Advanced Search
MyIDEAS: Login to save this paper or follow this series

The Structure of Neutral Monotonic Social Functions

Contents:

Author Info

Abstract

In [6], Guha gave a complete characterization of path independent social decision functions which satisfy the independence of irrelevant alternatives condition, the strong Pareto principle, and UII, i.e., unanimous indifference implies social indifference. These conditions necessarily imply that a path independent social decision function is neutral and monotonic. In this paper, we extend Guha's characterization to the class of neutral monotonic social functions. We show that neutral monotonic social functions and their specializations to social decision functions, path independent social decision functions, and social welfare functions can be uniquely represented as a collection of overlapping simple games, each of which is defined on a nonempty set of concerned individuals. Moreover, each simple game satisfies intersection conditions depending on the number of social alternatives; the number of individuals belonging to the concerned set under consideration; and the collective rationality assumption. We also provide a characterization of neutral, monotonic and anonymous social decision functions, where the number of individuals in society exceeds the (finite) number of social alternatives, that generalizes both the representation theorem of May [10] and the representation theorems of Ferejohn and Grether [5].

Download Info

If you experience problems downloading a file, check if you have the proper application to view it first. In case of further problems read the IDEAS help page. Note that these files are not on the IDEAS site. Please be patient as the files may be large.
File URL: http://cowles.econ.yale.edu/P/cd/d04b/d0485.pdf
Download Restriction: no

Bibliographic Info

Paper provided by Cowles Foundation for Research in Economics, Yale University in its series Cowles Foundation Discussion Papers with number 485.

as in new window
Length: 22 pages
Date of creation: 1978
Date of revision:
Publication status: Published in Social Choice and Welfare (1989), 6(1): 51-61
Handle: RePEc:cwl:cwldpp:485

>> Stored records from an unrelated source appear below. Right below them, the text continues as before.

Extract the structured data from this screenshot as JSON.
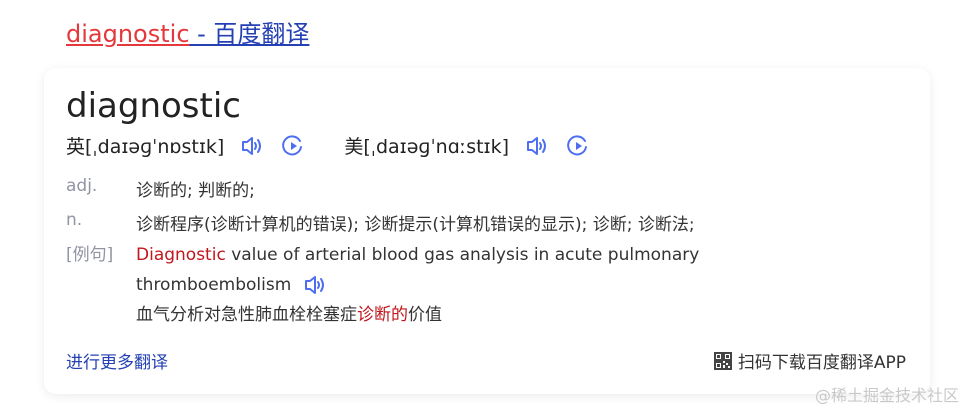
{
  "result": {
    "title_word": "diagnostic",
    "title_rest": " - 百度翻译"
  },
  "entry": {
    "word": "diagnostic",
    "phonetics": [
      {
        "label": "英[ˌdaɪəɡˈnɒstɪk]"
      },
      {
        "label": "美[ˌdaɪəɡˈnɑːstɪk]"
      }
    ],
    "definitions": [
      {
        "pos": "adj.",
        "meaning": "诊断的; 判断的;"
      },
      {
        "pos": "n.",
        "meaning": "诊断程序(诊断计算机的错误); 诊断提示(计算机错误的显示); 诊断; 诊断法;"
      }
    ],
    "example": {
      "label": "[例句]",
      "en_highlight": "Diagnostic",
      "en_rest_line1": " value of arterial blood gas analysis in acute pulmonary",
      "en_line2": "thromboembolism",
      "zh_before": "血气分析对急性肺血栓栓塞症",
      "zh_highlight": "诊断的",
      "zh_after": "价值"
    },
    "more_link": "进行更多翻译",
    "app_promo": "扫码下载百度翻译APP"
  },
  "watermark": "@稀土掘金技术社区",
  "colors": {
    "title_red": "#e4393c",
    "link_blue": "#2440b3",
    "icon_blue": "#4e6ef2",
    "highlight_red": "#c0161c",
    "muted": "#9195a3"
  },
  "icons": [
    "speaker-icon",
    "play-circle-icon",
    "qr-code-icon"
  ]
}
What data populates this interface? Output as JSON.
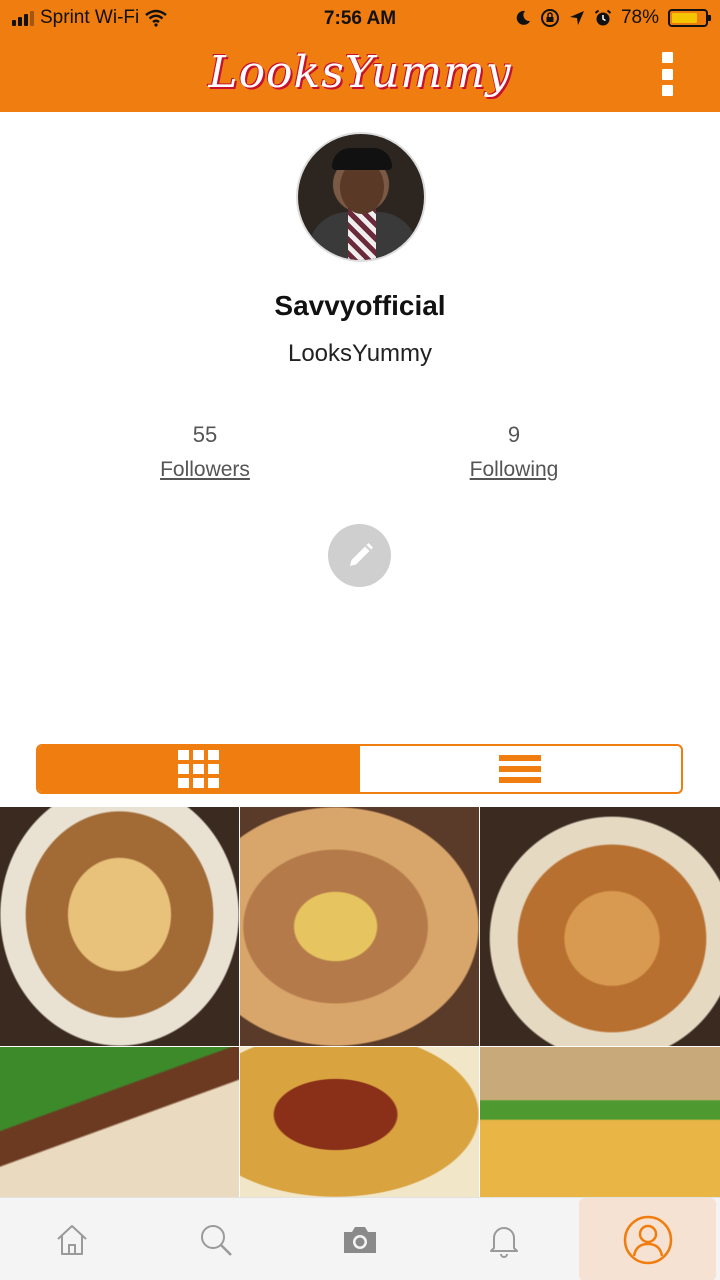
{
  "status_bar": {
    "carrier": "Sprint Wi-Fi",
    "time": "7:56 AM",
    "battery": "78%",
    "battery_level": 0.78,
    "icons": [
      "signal-icon",
      "wifi-icon",
      "moon-icon",
      "orientation-lock-icon",
      "location-arrow-icon",
      "alarm-icon",
      "battery-icon"
    ]
  },
  "header": {
    "logo": "LooksYummy",
    "menu_icon": "kebab-menu-icon"
  },
  "profile": {
    "username": "Savvyofficial",
    "display_name": "LooksYummy",
    "followers_count": "55",
    "followers_label": "Followers",
    "following_count": "9",
    "following_label": "Following",
    "edit_icon": "pencil-icon"
  },
  "view_toggle": {
    "active": "grid",
    "options": [
      "grid-view-icon",
      "list-view-icon"
    ]
  },
  "photos": [
    {
      "subject": "rice-enchilada-plate"
    },
    {
      "subject": "corn-crab-boil"
    },
    {
      "subject": "fried-seafood-platter"
    },
    {
      "subject": "green-beans-mac-cheese"
    },
    {
      "subject": "wings-curly-fries"
    },
    {
      "subject": "burger-fries"
    }
  ],
  "bottom_nav": {
    "active": "profile",
    "items": [
      "home-icon",
      "search-icon",
      "camera-icon",
      "bell-icon",
      "profile-icon"
    ]
  },
  "colors": {
    "brand_orange": "#ef7d0f",
    "logo_red": "#c8102e",
    "edit_button_gray": "#cfcfcf",
    "active_nav_bg": "#f6e2d3"
  }
}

Contact details of provider:
Postal: Yale University, Box 208281, New Haven, CT 06520-8281 USA
Phone: (203) 432-3702
Fax: (203) 432-6167
Web page: http://cowles.econ.yale.edu/
More information through EDIRC

Order Information:
Postal: Cowles Foundation, Yale University, Box 208281, New Haven, CT 06520-8281 USA

Related research

Keywords:

References

References listed on IDEAS
Please report citation or reference errors to , or , if you are the registered author of the cited work, log in to your RePEc Author Service profile, click on "citations" and make appropriate adjustments.:
as in new window
  1. Kirman, Alan P. & Sondermann, Dieter, 1972. "Arrow's theorem, many agents, and invisible dictators," Journal of Economic Theory, Elsevier, vol. 5(2), pages 267-277, October.
  2. Craven, J, 1971. "Majority Voting and Social Choice," Review of Economic Studies, Wiley Blackwell, vol. 38(114), pages 265-67, April.
  3. Blau, Julian H & Deb, Rajat, 1977. "Social Decision Functions and the Veto," Econometrica, Econometric Society, vol. 45(4), pages 871-79, May.
  4. Ferejohn, John A. & Grether, David M., 1974. "On a class of rational social decision procedures," Journal of Economic Theory, Elsevier, vol. 8(4), pages 471-482, August.
  5. Mas-Colell, Andreu & Sonnenschein, Hugo, 1972. "General Possibility Theorems for Group Decisions," Review of Economic Studies, Wiley Blackwell, vol. 39(2), pages 185-92, April.
Full references (including those not matched with items on IDEAS)

Citations

Lists

This item is not listed on Wikipedia, on a reading list or among the top items on IDEAS.

Statistics

Access and download statistics

Corrections

When requesting a correction, please mention this item's handle: RePEc:cwl:cwldpp:485. See general information about how to correct material in RePEc.

For technical questions regarding this item, or to correct its authors, title, abstract, bibliographic or download information, contact: (Glena Ames).

If you have authored this item and are not yet registered with RePEc, we encourage you to do it here. This allows to link your profile to this item. It also allows you to accept potential citations to this item that we are uncertain about.

If references are entirely missing, you can add them using this form.

If the full references list an item that is present in RePEc, but the system did not link to it, you can help with this form.

If you know of missing items citing this one, you can help us creating those links by adding the relevant references in the same way as above, for each refering item. If you are a registered author of this item, you may also want to check the "citations" tab in your profile, as there may be some citations waiting for confirmation.

Please note that corrections may take a couple of weeks to filter through the various RePEc services.